* What the task asks
The records that follow need to be printed exactly. Leave out each image.

* Data shown
%%

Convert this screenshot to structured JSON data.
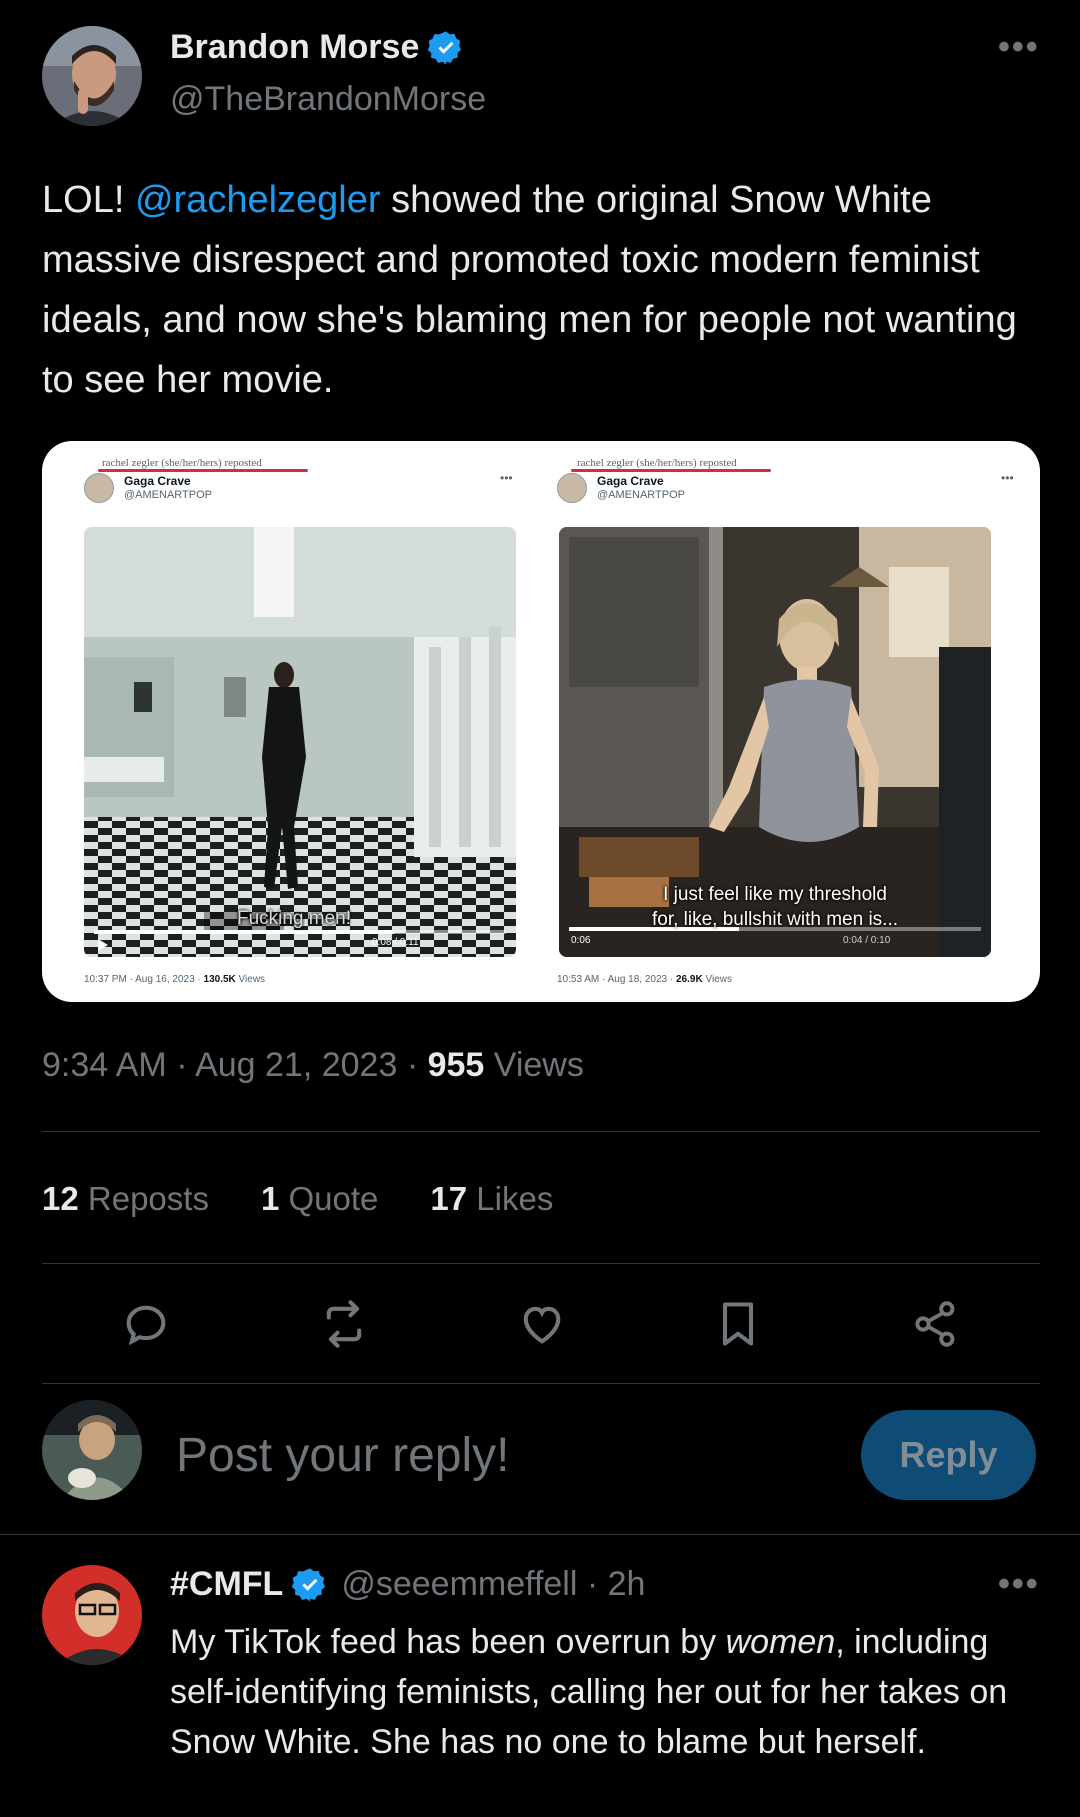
{
  "post": {
    "author_name": "Brandon Morse",
    "author_handle": "@TheBrandonMorse",
    "more_icon": "more-dots-icon",
    "text_before": "LOL! ",
    "mention": "@rachelzegler",
    "text_after": " showed the original Snow White massive disrespect and promoted toxic modern feminist ideals, and now she's blaming men for people not wanting to see her movie.",
    "media": {
      "left": {
        "repost_line": "rachel zegler (she/her/hers) reposted",
        "name": "Gaga Crave",
        "handle": "@AMENARTPOP",
        "subtitle": "Fucking men!",
        "video_time": "0:08 / 0:11",
        "footer_time": "10:37 PM · Aug 16, 2023 · ",
        "footer_views": "130.5K",
        "footer_views_label": " Views"
      },
      "right": {
        "repost_line": "rachel zegler (she/her/hers) reposted",
        "name": "Gaga Crave",
        "handle": "@AMENARTPOP",
        "subtitle_line1": "I just feel like my threshold",
        "subtitle_line2": "for, like, bullshit with men is...",
        "video_time": "0:04 / 0:10",
        "video_badge": "0:06",
        "footer_time": "10:53 AM · Aug 18, 2023 · ",
        "footer_views": "26.9K",
        "footer_views_label": " Views"
      }
    },
    "time": "9:34 AM · Aug 21, 2023 · ",
    "views_count": "955",
    "views_label": " Views",
    "stats": {
      "reposts_count": "12",
      "reposts_label": " Reposts",
      "quotes_count": "1",
      "quotes_label": " Quote",
      "likes_count": "17",
      "likes_label": " Likes"
    },
    "actions": [
      "reply-icon",
      "repost-icon",
      "like-icon",
      "bookmark-icon",
      "share-icon"
    ]
  },
  "composer": {
    "placeholder": "Post your reply!",
    "button_label": "Reply"
  },
  "reply": {
    "author_name": "#CMFL",
    "author_handle": "@seeemmeffell · 2h",
    "text_1": "My TikTok feed has been overrun by ",
    "text_em": "women",
    "text_2": ", including self-identifying feminists, calling her out for her takes on Snow White. She has no one to blame but herself."
  },
  "colors": {
    "background": "#000000",
    "text_primary": "#e7e9ea",
    "text_secondary": "#71767b",
    "accent": "#1d9bf0",
    "reply_button": "#0e4b75",
    "divider": "#2f3336"
  }
}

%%

* Answer area
Convert this screenshot to structured JSON data.
{
  "post": {
    "author_name": "Brandon Morse",
    "author_handle": "@TheBrandonMorse",
    "more_icon": "more-dots-icon",
    "text_before": "LOL! ",
    "mention": "@rachelzegler",
    "text_after": " showed the original Snow White massive disrespect and promoted toxic modern feminist ideals, and now she's blaming men for people not wanting to see her movie.",
    "media": {
      "left": {
        "repost_line": "rachel zegler (she/her/hers) reposted",
        "name": "Gaga Crave",
        "handle": "@AMENARTPOP",
        "subtitle": "Fucking men!",
        "video_time": "0:08 / 0:11",
        "footer_time": "10:37 PM · Aug 16, 2023 · ",
        "footer_views": "130.5K",
        "footer_views_label": " Views"
      },
      "right": {
        "repost_line": "rachel zegler (she/her/hers) reposted",
        "name": "Gaga Crave",
        "handle": "@AMENARTPOP",
        "subtitle_line1": "I just feel like my threshold",
        "subtitle_line2": "for, like, bullshit with men is...",
        "video_time": "0:04 / 0:10",
        "video_badge": "0:06",
        "footer_time": "10:53 AM · Aug 18, 2023 · ",
        "footer_views": "26.9K",
        "footer_views_label": " Views"
      }
    },
    "time": "9:34 AM · Aug 21, 2023 · ",
    "views_count": "955",
    "views_label": " Views",
    "stats": {
      "reposts_count": "12",
      "reposts_label": " Reposts",
      "quotes_count": "1",
      "quotes_label": " Quote",
      "likes_count": "17",
      "likes_label": " Likes"
    },
    "actions": [
      "reply-icon",
      "repost-icon",
      "like-icon",
      "bookmark-icon",
      "share-icon"
    ]
  },
  "composer": {
    "placeholder": "Post your reply!",
    "button_label": "Reply"
  },
  "reply": {
    "author_name": "#CMFL",
    "author_handle": "@seeemmeffell · 2h",
    "text_1": "My TikTok feed has been overrun by ",
    "text_em": "women",
    "text_2": ", including self-identifying feminists, calling her out for her takes on Snow White. She has no one to blame but herself."
  },
  "colors": {
    "background": "#000000",
    "text_primary": "#e7e9ea",
    "text_secondary": "#71767b",
    "accent": "#1d9bf0",
    "reply_button": "#0e4b75",
    "divider": "#2f3336"
  }
}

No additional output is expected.